Friday, January 28, 2011
Lesson 1: Any Fool Can Sign a Book Contract
Unless you want to understand what you are giving up and what you are receiving in exchange.
I have decided to dedicate my 2011 posts to book contracts. And yes, you'll have to wait an entire year to read all of them. So if you are fortunate enough to have a book contract in your hand, look for other resources.* Or if you have an agent, get the agent to explain the contract to you. But if you are still waiting for both an agent and a contract, these posts may help.
I'm not going to talk about specific clauses in this introductory post, but I will tell you what you'll get out of the series. AND what you won't.
These posts will not help you negotiate the perfect deal. Unless you are already a big name, you aren't likely to get many concessions out of your publisher. And some won't negotiate at all. Since a royalty publisher takes the financial risk in the enterprise, I don't blame them for wanting to get as much from the contract as they can.
So you may be able to use the information in upcoming posts to negotiate small changes, but don't count on even doing that.
Then why do you care what the contract says? If you're desperate to publish your book, maybe you don't. At least not at the time. But somewhere down the road it will matter. Like when a large house accepts your second book and then you discover that your earlier contract says you have to offer it to that publisher first. (More about these clauses in a later post.)
If you aren't quite desperate, you may want to know what the contract says before you sign it. Even if you can't negotiate, you can walk away.
So stay tuned for Book Contracts 101.
Kathryn Page Camp

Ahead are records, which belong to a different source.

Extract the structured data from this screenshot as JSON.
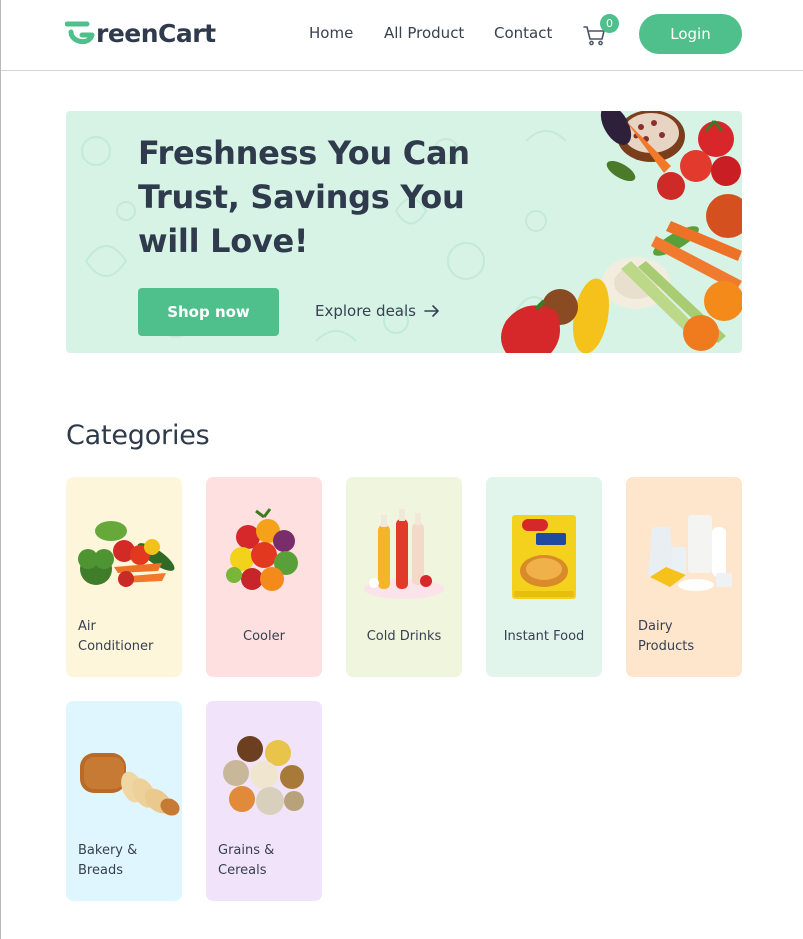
{
  "brand": {
    "logo_text": "reenCart",
    "logo_full": "GreenCart",
    "accent_color": "#4fbf8b"
  },
  "nav": {
    "links": [
      "Home",
      "All Product",
      "Contact"
    ],
    "cart_count": "0",
    "cart_icon": "shopping-cart-icon",
    "login_label": "Login"
  },
  "hero": {
    "title_lines": [
      "Freshness You Can",
      "Trust, Savings You",
      "will Love!"
    ],
    "shop_label": "Shop now",
    "explore_label": "Explore deals",
    "explore_icon": "arrow-right-icon"
  },
  "categories": {
    "heading": "Categories",
    "items": [
      {
        "label": "Air Conditioner",
        "lines": [
          "Air",
          "Conditioner"
        ],
        "bg": "#fef6da",
        "icon": "vegetables-image"
      },
      {
        "label": "Cooler",
        "lines": [
          "Cooler"
        ],
        "bg": "#fee0e0",
        "icon": "fruits-image"
      },
      {
        "label": "Cold Drinks",
        "lines": [
          "Cold Drinks"
        ],
        "bg": "#f0f5de",
        "icon": "cold-drinks-image"
      },
      {
        "label": "Instant Food",
        "lines": [
          "Instant Food"
        ],
        "bg": "#e1f5ec",
        "icon": "instant-noodles-image"
      },
      {
        "label": "Dairy Products",
        "lines": [
          "Dairy",
          "Products"
        ],
        "bg": "#fee6cd",
        "icon": "dairy-image"
      },
      {
        "label": "Bakery & Breads",
        "lines": [
          "Bakery &",
          "Breads"
        ],
        "bg": "#e0f6fe",
        "icon": "bread-image"
      },
      {
        "label": "Grains & Cereals",
        "lines": [
          "Grains &",
          "Cereals"
        ],
        "bg": "#f1e3f9",
        "icon": "grains-image"
      }
    ]
  }
}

*At the 2010 ACFW Conference, the Indiana chapter's own Cara Putman discussed book contracts in a session called "Author Law 101." You can purchase a downloadable MP3 file of that session at http://www.acfw.com/conference/2010sessions.